— Dataset rows for apps and sites —
----------

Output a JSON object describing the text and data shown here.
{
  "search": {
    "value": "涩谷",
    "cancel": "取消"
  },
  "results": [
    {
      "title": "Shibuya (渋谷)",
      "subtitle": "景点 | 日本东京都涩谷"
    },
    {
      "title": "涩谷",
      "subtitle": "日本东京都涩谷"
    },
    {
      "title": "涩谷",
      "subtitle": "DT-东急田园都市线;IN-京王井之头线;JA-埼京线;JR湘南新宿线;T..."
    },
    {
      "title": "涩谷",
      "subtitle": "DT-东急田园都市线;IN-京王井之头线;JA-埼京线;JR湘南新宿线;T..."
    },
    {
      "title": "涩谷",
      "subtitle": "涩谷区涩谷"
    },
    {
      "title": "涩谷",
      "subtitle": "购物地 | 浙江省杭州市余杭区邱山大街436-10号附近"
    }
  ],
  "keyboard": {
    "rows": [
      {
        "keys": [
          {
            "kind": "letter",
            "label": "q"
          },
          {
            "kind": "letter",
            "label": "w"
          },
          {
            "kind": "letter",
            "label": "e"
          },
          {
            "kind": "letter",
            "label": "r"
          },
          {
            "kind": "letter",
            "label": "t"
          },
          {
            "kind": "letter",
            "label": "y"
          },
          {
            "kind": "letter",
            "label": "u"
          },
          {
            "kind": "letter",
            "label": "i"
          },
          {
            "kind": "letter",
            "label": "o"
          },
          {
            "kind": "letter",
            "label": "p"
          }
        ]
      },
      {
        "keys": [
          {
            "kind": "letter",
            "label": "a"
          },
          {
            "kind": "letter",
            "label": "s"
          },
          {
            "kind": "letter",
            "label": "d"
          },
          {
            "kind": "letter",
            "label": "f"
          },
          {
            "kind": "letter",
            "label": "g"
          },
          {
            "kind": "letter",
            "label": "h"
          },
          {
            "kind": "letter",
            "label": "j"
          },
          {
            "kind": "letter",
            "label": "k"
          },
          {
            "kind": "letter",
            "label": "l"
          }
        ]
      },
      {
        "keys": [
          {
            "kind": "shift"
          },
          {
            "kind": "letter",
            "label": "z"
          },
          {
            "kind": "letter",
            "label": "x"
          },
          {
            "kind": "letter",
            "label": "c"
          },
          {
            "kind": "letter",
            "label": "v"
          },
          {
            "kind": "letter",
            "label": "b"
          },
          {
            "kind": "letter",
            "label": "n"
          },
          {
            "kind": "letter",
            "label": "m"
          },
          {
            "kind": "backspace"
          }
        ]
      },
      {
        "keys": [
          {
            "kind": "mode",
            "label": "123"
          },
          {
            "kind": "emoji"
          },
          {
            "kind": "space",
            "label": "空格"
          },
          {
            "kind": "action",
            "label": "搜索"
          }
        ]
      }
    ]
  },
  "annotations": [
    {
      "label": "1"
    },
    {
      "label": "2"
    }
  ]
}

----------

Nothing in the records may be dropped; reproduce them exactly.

Output a JSON object describing the text and data shown here.
{
  "search": {
    "value": "涩谷",
    "cancel": "取消"
  },
  "results": [
    {
      "title": "Shibuya (渋谷)",
      "subtitle": "景点 | 日本东京都涩谷"
    },
    {
      "title": "涩谷",
      "subtitle": "日本东京都涩谷"
    },
    {
      "title": "涩谷",
      "subtitle": "DT-东急田园都市线;IN-京王井之头线;JA-埼京线;JR湘南新宿线;T..."
    },
    {
      "title": "涩谷",
      "subtitle": "DT-东急田园都市线;IN-京王井之头线;JA-埼京线;JR湘南新宿线;T..."
    },
    {
      "title": "涩谷",
      "subtitle": "涩谷区涩谷"
    },
    {
      "title": "涩谷",
      "subtitle": "购物地 | 浙江省杭州市余杭区邱山大街436-10号附近"
    }
  ],
  "keyboard": {
    "rows": [
      {
        "keys": [
          {
            "kind": "letter",
            "label": "q"
          },
          {
            "kind": "letter",
            "label": "w"
          },
          {
            "kind": "letter",
            "label": "e"
          },
          {
            "kind": "letter",
            "label": "r"
          },
          {
            "kind": "letter",
            "label": "t"
          },
          {
            "kind": "letter",
            "label": "y"
          },
          {
            "kind": "letter",
            "label": "u"
          },
          {
            "kind": "letter",
            "label": "i"
          },
          {
            "kind": "letter",
            "label": "o"
          },
          {
            "kind": "letter",
            "label": "p"
          }
        ]
      },
      {
        "keys": [
          {
            "kind": "letter",
            "label": "a"
          },
          {
            "kind": "letter",
            "label": "s"
          },
          {
            "kind": "letter",
            "label": "d"
          },
          {
            "kind": "letter",
            "label": "f"
          },
          {
            "kind": "letter",
            "label": "g"
          },
          {
            "kind": "letter",
            "label": "h"
          },
          {
            "kind": "letter",
            "label": "j"
          },
          {
            "kind": "letter",
            "label": "k"
          },
          {
            "kind": "letter",
            "label": "l"
          }
        ]
      },
      {
        "keys": [
          {
            "kind": "shift"
          },
          {
            "kind": "letter",
            "label": "z"
          },
          {
            "kind": "letter",
            "label": "x"
          },
          {
            "kind": "letter",
            "label": "c"
          },
          {
            "kind": "letter",
            "label": "v"
          },
          {
            "kind": "letter",
            "label": "b"
          },
          {
            "kind": "letter",
            "label": "n"
          },
          {
            "kind": "letter",
            "label": "m"
          },
          {
            "kind": "backspace"
          }
        ]
      },
      {
        "keys": [
          {
            "kind": "mode",
            "label": "123"
          },
          {
            "kind": "emoji"
          },
          {
            "kind": "space",
            "label": "空格"
          },
          {
            "kind": "action",
            "label": "搜索"
          }
        ]
      }
    ]
  },
  "annotations": [
    {
      "label": "1"
    },
    {
      "label": "2"
    }
  ]
}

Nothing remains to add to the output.